- 27. Elsenbruch S, Harnish MJ & Orr WC (1999). Heart rate variability during waking and sleep in healthy males and females. Sleep, 22: 1067-1071.
- 28. Piepoli M, Sleight P, Leuzzi S, Valle F, Spadacini G, Passino C, Johnston J & Bernardi L (1997). Origin of respiratory sinus arrhythmia in conscious humans. An important role for arterial carotid baroreceptors. Circulation, 95: 1813-1821.
- 29. Bernardi L, Keller F, Sanders M, Reddy PS, Griffith B, Meno F & Pinsky MR (1989). Respiratory sinus arrhythmia in the denervated human heart. Journal of Applied Physiology, 67: 1447-1455.
- 30. Shannon DC, Carley DW & Benson H (1987). Aging of modulation of heart rate. American Journal of Physiology, 253 (Part 2): H874-H877.
- 31. Schuit AJ, van Amelsvoort LGPM, Verheij TC, Rijneke RD, Maan AC, Swenne CA & Schouten EG (1999). Exercise training and heart rate variability in older people. Medicine and Science in Sports and Exercise, 31: 816-821.
- 32. Katona PG, McLean M, Dighton DH & Guz A (1982). Sympathetic and parasympathetic cardiac control in athletes and nonathletes at rest. Journal of Applied Physiology: Respiratory, Environmental and Exercise Physiology, 52: 1652-1657.
- 33. Negrão CE, Moreira ED, Santos MCLM, Farah VMA & Krieger EM (1992). Vagal function impairment after exercise training. Journal of Applied Physiology: Respiratory and Environmental Exercise, 72: 1749-1753.

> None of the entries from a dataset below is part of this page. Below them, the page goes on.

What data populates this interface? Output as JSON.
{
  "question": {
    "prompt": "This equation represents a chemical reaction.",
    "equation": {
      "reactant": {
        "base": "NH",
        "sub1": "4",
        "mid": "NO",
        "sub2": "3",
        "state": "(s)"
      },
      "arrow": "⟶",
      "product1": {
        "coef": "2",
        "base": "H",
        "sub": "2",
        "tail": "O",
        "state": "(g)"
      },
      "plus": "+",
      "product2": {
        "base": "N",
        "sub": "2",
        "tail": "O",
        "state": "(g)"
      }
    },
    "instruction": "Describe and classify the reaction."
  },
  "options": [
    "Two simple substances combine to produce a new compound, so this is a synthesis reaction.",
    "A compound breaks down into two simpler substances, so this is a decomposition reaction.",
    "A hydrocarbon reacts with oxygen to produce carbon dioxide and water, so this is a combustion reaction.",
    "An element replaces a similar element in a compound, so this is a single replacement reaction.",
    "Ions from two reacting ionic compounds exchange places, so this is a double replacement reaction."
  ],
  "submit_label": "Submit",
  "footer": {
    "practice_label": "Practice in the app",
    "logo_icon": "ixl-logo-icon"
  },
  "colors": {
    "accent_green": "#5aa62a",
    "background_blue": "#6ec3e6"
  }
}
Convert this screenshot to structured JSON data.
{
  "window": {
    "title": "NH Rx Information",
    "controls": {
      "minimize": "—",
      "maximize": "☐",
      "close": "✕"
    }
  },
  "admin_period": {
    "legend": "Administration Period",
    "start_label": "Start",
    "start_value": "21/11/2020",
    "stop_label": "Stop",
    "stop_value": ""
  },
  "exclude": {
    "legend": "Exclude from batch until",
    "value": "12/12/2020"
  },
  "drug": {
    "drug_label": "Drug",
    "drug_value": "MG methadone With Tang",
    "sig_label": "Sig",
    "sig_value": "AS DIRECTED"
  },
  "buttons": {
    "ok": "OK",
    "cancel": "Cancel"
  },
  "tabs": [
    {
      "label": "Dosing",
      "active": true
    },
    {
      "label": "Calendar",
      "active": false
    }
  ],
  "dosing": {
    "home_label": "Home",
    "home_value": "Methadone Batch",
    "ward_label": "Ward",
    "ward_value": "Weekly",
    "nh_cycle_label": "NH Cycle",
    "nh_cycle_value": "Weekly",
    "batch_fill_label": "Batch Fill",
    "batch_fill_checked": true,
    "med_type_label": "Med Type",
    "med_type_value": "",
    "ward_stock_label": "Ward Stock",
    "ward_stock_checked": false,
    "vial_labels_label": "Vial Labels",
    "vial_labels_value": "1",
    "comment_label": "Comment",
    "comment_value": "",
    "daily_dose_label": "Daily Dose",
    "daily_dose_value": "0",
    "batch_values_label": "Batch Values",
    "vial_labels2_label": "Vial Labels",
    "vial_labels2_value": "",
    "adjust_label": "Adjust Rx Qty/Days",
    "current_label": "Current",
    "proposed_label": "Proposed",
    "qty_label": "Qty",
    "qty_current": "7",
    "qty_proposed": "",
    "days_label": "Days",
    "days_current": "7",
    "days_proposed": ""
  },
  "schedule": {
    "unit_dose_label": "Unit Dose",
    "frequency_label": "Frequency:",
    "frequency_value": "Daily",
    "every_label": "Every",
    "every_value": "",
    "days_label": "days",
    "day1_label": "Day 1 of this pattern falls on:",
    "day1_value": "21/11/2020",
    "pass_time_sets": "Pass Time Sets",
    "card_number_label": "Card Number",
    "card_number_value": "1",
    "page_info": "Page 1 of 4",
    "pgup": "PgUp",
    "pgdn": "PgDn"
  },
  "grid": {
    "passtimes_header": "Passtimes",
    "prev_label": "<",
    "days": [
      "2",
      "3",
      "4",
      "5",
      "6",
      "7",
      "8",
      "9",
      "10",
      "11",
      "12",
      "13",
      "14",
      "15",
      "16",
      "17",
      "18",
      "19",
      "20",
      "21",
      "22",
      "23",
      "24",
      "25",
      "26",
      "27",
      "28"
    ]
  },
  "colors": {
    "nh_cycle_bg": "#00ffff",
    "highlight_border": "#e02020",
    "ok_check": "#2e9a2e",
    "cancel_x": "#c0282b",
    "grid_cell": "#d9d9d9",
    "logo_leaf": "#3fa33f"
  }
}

- 34. Lakatta EG (1995). Cardiovascular system. In: Masoro EJ (Editor), Handbook of Physiology. A Critical Comprehensive Presentation of Physiological Knowledge and Concepts Oxford University Press, New York, NY, USA, 413-474.
- 35. Smith ML, Hudson DL, Graitzer HM & Raven PB (1989). Exercise training bradycardia: the role of autonomic balance. Medicine and Science in Sports and Exercise, 21: 40-44.
- 36. Maciel BC, Gallo Junior L, Marin Neto JA, Lima Filho EC, Terra Filho J & Manço JC (1985). Parasympathetic contribution to bradycardia induced by endurance training in man. Cardiovascular Research, 19: 642-648.
- 37. Perrault H, Gagnon MC, Johnson D, Mokrane A & Nadeau RA (1996). An enhanced vagal influence does not explain training-induced bradycardia. Physiologist, 39: A20 (Abstract).
- 38. Williams RS, Eden RS, Moll ME, Lester RM & Wallace AG (1981). Autonomic mechanisms of training bradycardia: beta-adrenergic receptors in humans. Journal of Applied Physiology: Respiratory, Environmental and Exercise Physiology, 51: 1232-1237.
- 39. Ekblom B, Kilbom A & Soltysiak J (1973). Physical training, bradycardia, and autonomic nervous system. Scandinavian Journal of Clinical and Laboratory Investigation, 32: 251-256.
- 40. Reiling MJ & Seals DR (1988). Respiratory sinus arrhythmia and carotid baroreflex control of heart rate in endurance athletes and untrained controls. Clinical Physiology, 8: 511-519.
Correspondence and Footnotes
Publication in this collection
28 May 2002
Date of issue
01 Apr 2002
17 July 2001